White, James Boyd. Justice as Translation: An Essay in Cultural and Legal Criticism. Chicago: University of Chicago Press, 1990.Google Scholar
White, James Boyd. “A Way of Reading.” In When Words Lose Their Meaning: Constitutions and Reconstitutions of Language, Character, and Community, 323. Chicago: University of Chicago Press, 1984.CrossRefGoogle Scholar
Winkler, Inga T., and Williams, Carmel. “The Sustainable Development Goals and Human Rights: A Critical Early Review.” The International Journal of Human Rights 21, no. 8 (2017): 10231028.Google Scholar
Wong, Wendy H. Internal Affairs: How the Structure of NGOs Transforms Human Rights. Ithaca, NY: Cornell University Press, 2012.Google Scholar
Wong, Wendy H., Levi, Ron, and Deutsch, Julia. “Domesticating the Field: The Ford Foundation and the Development of International Human Rights.” In Professional Networks in Transnational Governance, edited by Seabrooke, Leonard and Henriksen, Lasse Folke, 82100. Cambridge: Cambridge University Press, 2017.Google Scholar
Yeginsu, Ceylan. “U.K. Austerity Has Inflicted ‘Great Misery,’ U.N. Official Says.” New York Times, May 22, 2019.Google Scholar
Young, John. “Brazilian Torture Cases.” Times, March 24, 1971.Google Scholar
Ypi, Lea. Global Justice and Avant-Garde Political Agency. Oxford: Oxford University Press, 2012.Google Scholar

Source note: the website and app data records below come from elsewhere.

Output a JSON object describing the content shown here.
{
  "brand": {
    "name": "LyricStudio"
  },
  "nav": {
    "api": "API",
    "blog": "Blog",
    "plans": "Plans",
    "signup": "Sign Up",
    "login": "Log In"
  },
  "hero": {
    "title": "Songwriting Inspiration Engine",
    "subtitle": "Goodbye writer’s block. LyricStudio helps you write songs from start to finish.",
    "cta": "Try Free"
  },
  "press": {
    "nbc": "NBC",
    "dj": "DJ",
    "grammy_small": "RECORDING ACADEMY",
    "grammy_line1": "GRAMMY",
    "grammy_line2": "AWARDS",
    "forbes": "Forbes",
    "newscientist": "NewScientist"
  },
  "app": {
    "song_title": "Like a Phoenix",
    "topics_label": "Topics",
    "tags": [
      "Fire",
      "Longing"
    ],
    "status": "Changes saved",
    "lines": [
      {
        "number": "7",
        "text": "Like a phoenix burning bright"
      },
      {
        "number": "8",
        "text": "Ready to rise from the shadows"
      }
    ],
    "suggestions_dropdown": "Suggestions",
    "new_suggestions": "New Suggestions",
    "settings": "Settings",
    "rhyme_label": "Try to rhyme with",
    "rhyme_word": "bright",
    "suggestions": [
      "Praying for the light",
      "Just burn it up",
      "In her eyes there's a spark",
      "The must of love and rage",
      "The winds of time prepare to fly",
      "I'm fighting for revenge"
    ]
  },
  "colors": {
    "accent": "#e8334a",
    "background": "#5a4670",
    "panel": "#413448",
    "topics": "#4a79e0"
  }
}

Save book to Kindle

To save this book to your Kindle, first ensure coreplatform@cambridge.org is added to your Approved Personal Document E-mail List under your Personal Document Settings on the Manage Your Content and Devices page of your Amazon account. Then enter the ‘name’ part of your Kindle email address below. Find out more about saving to your Kindle.

Note you can select to save to either the @free.kindle.com or @kindle.com variations. ‘@free.kindle.com’ emails are free but can only be saved to your device when it is connected to wi-fi. ‘@kindle.com’ emails can be delivered even when you are not connected to wi-fi, but note that service fees apply.

Find out more about the Kindle Personal Document Service.

  • Bibliography
  • Ann Marie Clark, Purdue University, Indiana
  • Book: Demands of Justice
  • Online publication: 03 March 2022
  • Chapter DOI: https://doi.org/10.1017/9781009093545.009
Available formats
×

Save book to Dropbox

To save content items to your account, please confirm that you agree to abide by our usage policies. If this is the first time you use this feature, you will be asked to authorise Cambridge Core to connect with your account. Find out more about saving content to Dropbox.

  • Bibliography
  • Ann Marie Clark, Purdue University, Indiana
  • Book: Demands of Justice
  • Online publication: 03 March 2022
  • Chapter DOI: https://doi.org/10.1017/9781009093545.009
Available formats
×

Save book to Google Drive

To save content items to your account, please confirm that you agree to abide by our usage policies. If this is the first time you use this feature, you will be asked to authorise Cambridge Core to connect with your account. Find out more about saving content to Google Drive.

  • Bibliography
  • Ann Marie Clark, Purdue University, Indiana
  • Book: Demands of Justice
  • Online publication: 03 March 2022
  • Chapter DOI: https://doi.org/10.1017/9781009093545.009
Available formats
×